Problem description =
Down to the last line below, give the listing again exactly.

========================================

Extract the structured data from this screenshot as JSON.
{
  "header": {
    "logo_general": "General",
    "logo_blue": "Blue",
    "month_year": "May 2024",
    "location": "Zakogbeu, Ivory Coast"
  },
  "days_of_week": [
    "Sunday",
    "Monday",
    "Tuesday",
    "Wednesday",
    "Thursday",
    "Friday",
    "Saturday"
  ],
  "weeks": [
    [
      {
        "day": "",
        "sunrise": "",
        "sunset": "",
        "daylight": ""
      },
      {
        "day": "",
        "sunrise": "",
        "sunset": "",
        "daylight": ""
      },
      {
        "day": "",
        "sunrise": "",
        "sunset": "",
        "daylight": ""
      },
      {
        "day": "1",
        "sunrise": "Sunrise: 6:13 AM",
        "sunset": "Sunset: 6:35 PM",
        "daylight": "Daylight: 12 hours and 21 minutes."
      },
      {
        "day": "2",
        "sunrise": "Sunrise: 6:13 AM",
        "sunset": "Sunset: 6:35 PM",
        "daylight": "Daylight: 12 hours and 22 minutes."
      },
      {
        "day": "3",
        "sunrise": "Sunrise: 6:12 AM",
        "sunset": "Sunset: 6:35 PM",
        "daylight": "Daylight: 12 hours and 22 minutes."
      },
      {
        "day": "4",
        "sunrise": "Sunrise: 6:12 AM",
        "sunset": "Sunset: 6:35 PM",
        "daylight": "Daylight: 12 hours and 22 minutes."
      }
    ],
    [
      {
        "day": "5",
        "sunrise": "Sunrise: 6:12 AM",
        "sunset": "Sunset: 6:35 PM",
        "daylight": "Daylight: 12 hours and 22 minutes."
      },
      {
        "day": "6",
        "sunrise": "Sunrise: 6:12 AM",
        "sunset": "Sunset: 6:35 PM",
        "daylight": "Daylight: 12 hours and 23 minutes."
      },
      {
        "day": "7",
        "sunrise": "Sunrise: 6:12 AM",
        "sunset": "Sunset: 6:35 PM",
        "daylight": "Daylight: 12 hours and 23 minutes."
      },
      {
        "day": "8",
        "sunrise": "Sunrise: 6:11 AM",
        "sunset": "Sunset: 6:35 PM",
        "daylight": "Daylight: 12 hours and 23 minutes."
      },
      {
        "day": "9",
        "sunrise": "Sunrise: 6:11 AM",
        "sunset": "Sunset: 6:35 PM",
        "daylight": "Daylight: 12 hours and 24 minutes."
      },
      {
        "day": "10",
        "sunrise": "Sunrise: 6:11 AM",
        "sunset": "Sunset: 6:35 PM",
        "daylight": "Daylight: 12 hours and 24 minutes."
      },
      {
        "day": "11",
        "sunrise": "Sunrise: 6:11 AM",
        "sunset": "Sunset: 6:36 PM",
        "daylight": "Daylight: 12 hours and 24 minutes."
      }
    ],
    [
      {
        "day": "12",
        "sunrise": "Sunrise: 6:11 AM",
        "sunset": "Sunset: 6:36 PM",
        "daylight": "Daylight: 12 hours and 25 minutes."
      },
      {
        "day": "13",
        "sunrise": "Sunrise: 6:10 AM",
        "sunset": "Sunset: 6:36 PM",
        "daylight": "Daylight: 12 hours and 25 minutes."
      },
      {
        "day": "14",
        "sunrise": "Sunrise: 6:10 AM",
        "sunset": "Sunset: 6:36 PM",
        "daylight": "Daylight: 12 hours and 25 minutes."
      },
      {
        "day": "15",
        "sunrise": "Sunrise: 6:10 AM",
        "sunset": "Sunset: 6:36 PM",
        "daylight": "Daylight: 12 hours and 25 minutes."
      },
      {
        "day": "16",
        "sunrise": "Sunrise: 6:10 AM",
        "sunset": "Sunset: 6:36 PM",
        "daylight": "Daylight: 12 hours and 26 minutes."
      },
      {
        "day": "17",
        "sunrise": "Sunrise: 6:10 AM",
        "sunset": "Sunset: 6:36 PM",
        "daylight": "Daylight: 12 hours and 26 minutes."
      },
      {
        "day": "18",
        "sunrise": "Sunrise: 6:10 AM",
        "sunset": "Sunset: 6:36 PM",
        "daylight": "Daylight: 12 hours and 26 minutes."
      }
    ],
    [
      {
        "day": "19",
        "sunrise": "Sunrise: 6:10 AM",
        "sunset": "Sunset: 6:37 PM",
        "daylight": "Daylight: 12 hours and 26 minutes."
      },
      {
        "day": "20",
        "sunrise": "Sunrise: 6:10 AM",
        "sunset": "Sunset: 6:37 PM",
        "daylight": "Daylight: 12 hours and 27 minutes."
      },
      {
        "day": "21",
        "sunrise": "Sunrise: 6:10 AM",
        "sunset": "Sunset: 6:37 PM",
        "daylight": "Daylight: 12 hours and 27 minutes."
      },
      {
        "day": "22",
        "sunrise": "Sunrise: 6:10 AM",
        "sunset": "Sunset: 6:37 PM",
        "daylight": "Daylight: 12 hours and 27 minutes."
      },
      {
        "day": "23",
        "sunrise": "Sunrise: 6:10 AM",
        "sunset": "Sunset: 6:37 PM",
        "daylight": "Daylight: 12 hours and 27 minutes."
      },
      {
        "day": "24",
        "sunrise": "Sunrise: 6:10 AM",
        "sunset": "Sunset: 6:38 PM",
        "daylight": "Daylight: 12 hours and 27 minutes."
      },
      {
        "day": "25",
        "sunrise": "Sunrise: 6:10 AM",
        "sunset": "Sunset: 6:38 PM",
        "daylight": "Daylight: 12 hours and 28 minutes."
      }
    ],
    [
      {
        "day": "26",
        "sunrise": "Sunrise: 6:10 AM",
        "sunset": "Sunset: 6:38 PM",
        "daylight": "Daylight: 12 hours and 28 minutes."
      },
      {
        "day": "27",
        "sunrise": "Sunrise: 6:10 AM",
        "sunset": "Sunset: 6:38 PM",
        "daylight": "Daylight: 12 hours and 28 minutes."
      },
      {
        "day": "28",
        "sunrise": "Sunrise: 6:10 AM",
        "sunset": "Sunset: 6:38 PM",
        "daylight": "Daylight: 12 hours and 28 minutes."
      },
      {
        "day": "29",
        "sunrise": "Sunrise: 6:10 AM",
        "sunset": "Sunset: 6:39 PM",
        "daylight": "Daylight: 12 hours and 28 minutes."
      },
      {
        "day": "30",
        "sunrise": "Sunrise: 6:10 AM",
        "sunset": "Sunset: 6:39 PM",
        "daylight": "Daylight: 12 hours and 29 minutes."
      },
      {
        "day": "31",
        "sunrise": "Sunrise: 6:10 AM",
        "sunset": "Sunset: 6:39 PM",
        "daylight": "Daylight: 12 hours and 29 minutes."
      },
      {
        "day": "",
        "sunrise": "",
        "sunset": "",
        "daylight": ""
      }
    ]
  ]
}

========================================

Solution below =
Extract the structured data from this screenshot as JSON.
{
  "header": {
    "logo_general": "General",
    "logo_blue": "Blue",
    "month_year": "May 2024",
    "location": "Zakogbeu, Ivory Coast"
  },
  "days_of_week": [
    "Sunday",
    "Monday",
    "Tuesday",
    "Wednesday",
    "Thursday",
    "Friday",
    "Saturday"
  ],
  "weeks": [
    [
      {
        "day": "",
        "sunrise": "",
        "sunset": "",
        "daylight": ""
      },
      {
        "day": "",
        "sunrise": "",
        "sunset": "",
        "daylight": ""
      },
      {
        "day": "",
        "sunrise": "",
        "sunset": "",
        "daylight": ""
      },
      {
        "day": "1",
        "sunrise": "Sunrise: 6:13 AM",
        "sunset": "Sunset: 6:35 PM",
        "daylight": "Daylight: 12 hours and 21 minutes."
      },
      {
        "day": "2",
        "sunrise": "Sunrise: 6:13 AM",
        "sunset": "Sunset: 6:35 PM",
        "daylight": "Daylight: 12 hours and 22 minutes."
      },
      {
        "day": "3",
        "sunrise": "Sunrise: 6:12 AM",
        "sunset": "Sunset: 6:35 PM",
        "daylight": "Daylight: 12 hours and 22 minutes."
      },
      {
        "day": "4",
        "sunrise": "Sunrise: 6:12 AM",
        "sunset": "Sunset: 6:35 PM",
        "daylight": "Daylight: 12 hours and 22 minutes."
      }
    ],
    [
      {
        "day": "5",
        "sunrise": "Sunrise: 6:12 AM",
        "sunset": "Sunset: 6:35 PM",
        "daylight": "Daylight: 12 hours and 22 minutes."
      },
      {
        "day": "6",
        "sunrise": "Sunrise: 6:12 AM",
        "sunset": "Sunset: 6:35 PM",
        "daylight": "Daylight: 12 hours and 23 minutes."
      },
      {
        "day": "7",
        "sunrise": "Sunrise: 6:12 AM",
        "sunset": "Sunset: 6:35 PM",
        "daylight": "Daylight: 12 hours and 23 minutes."
      },
      {
        "day": "8",
        "sunrise": "Sunrise: 6:11 AM",
        "sunset": "Sunset: 6:35 PM",
        "daylight": "Daylight: 12 hours and 23 minutes."
      },
      {
        "day": "9",
        "sunrise": "Sunrise: 6:11 AM",
        "sunset": "Sunset: 6:35 PM",
        "daylight": "Daylight: 12 hours and 24 minutes."
      },
      {
        "day": "10",
        "sunrise": "Sunrise: 6:11 AM",
        "sunset": "Sunset: 6:35 PM",
        "daylight": "Daylight: 12 hours and 24 minutes."
      },
      {
        "day": "11",
        "sunrise": "Sunrise: 6:11 AM",
        "sunset": "Sunset: 6:36 PM",
        "daylight": "Daylight: 12 hours and 24 minutes."
      }
    ],
    [
      {
        "day": "12",
        "sunrise": "Sunrise: 6:11 AM",
        "sunset": "Sunset: 6:36 PM",
        "daylight": "Daylight: 12 hours and 25 minutes."
      },
      {
        "day": "13",
        "sunrise": "Sunrise: 6:10 AM",
        "sunset": "Sunset: 6:36 PM",
        "daylight": "Daylight: 12 hours and 25 minutes."
      },
      {
        "day": "14",
        "sunrise": "Sunrise: 6:10 AM",
        "sunset": "Sunset: 6:36 PM",
        "daylight": "Daylight: 12 hours and 25 minutes."
      },
      {
        "day": "15",
        "sunrise": "Sunrise: 6:10 AM",
        "sunset": "Sunset: 6:36 PM",
        "daylight": "Daylight: 12 hours and 25 minutes."
      },
      {
        "day": "16",
        "sunrise": "Sunrise: 6:10 AM",
        "sunset": "Sunset: 6:36 PM",
        "daylight": "Daylight: 12 hours and 26 minutes."
      },
      {
        "day": "17",
        "sunrise": "Sunrise: 6:10 AM",
        "sunset": "Sunset: 6:36 PM",
        "daylight": "Daylight: 12 hours and 26 minutes."
      },
      {
        "day": "18",
        "sunrise": "Sunrise: 6:10 AM",
        "sunset": "Sunset: 6:36 PM",
        "daylight": "Daylight: 12 hours and 26 minutes."
      }
    ],
    [
      {
        "day": "19",
        "sunrise": "Sunrise: 6:10 AM",
        "sunset": "Sunset: 6:37 PM",
        "daylight": "Daylight: 12 hours and 26 minutes."
      },
      {
        "day": "20",
        "sunrise": "Sunrise: 6:10 AM",
        "sunset": "Sunset: 6:37 PM",
        "daylight": "Daylight: 12 hours and 27 minutes."
      },
      {
        "day": "21",
        "sunrise": "Sunrise: 6:10 AM",
        "sunset": "Sunset: 6:37 PM",
        "daylight": "Daylight: 12 hours and 27 minutes."
      },
      {
        "day": "22",
        "sunrise": "Sunrise: 6:10 AM",
        "sunset": "Sunset: 6:37 PM",
        "daylight": "Daylight: 12 hours and 27 minutes."
      },
      {
        "day": "23",
        "sunrise": "Sunrise: 6:10 AM",
        "sunset": "Sunset: 6:37 PM",
        "daylight": "Daylight: 12 hours and 27 minutes."
      },
      {
        "day": "24",
        "sunrise": "Sunrise: 6:10 AM",
        "sunset": "Sunset: 6:38 PM",
        "daylight": "Daylight: 12 hours and 27 minutes."
      },
      {
        "day": "25",
        "sunrise": "Sunrise: 6:10 AM",
        "sunset": "Sunset: 6:38 PM",
        "daylight": "Daylight: 12 hours and 28 minutes."
      }
    ],
    [
      {
        "day": "26",
        "sunrise": "Sunrise: 6:10 AM",
        "sunset": "Sunset: 6:38 PM",
        "daylight": "Daylight: 12 hours and 28 minutes."
      },
      {
        "day": "27",
        "sunrise": "Sunrise: 6:10 AM",
        "sunset": "Sunset: 6:38 PM",
        "daylight": "Daylight: 12 hours and 28 minutes."
      },
      {
        "day": "28",
        "sunrise": "Sunrise: 6:10 AM",
        "sunset": "Sunset: 6:38 PM",
        "daylight": "Daylight: 12 hours and 28 minutes."
      },
      {
        "day": "29",
        "sunrise": "Sunrise: 6:10 AM",
        "sunset": "Sunset: 6:39 PM",
        "daylight": "Daylight: 12 hours and 28 minutes."
      },
      {
        "day": "30",
        "sunrise": "Sunrise: 6:10 AM",
        "sunset": "Sunset: 6:39 PM",
        "daylight": "Daylight: 12 hours and 29 minutes."
      },
      {
        "day": "31",
        "sunrise": "Sunrise: 6:10 AM",
        "sunset": "Sunset: 6:39 PM",
        "daylight": "Daylight: 12 hours and 29 minutes."
      },
      {
        "day": "",
        "sunrise": "",
        "sunset": "",
        "daylight": ""
      }
    ]
  ]
}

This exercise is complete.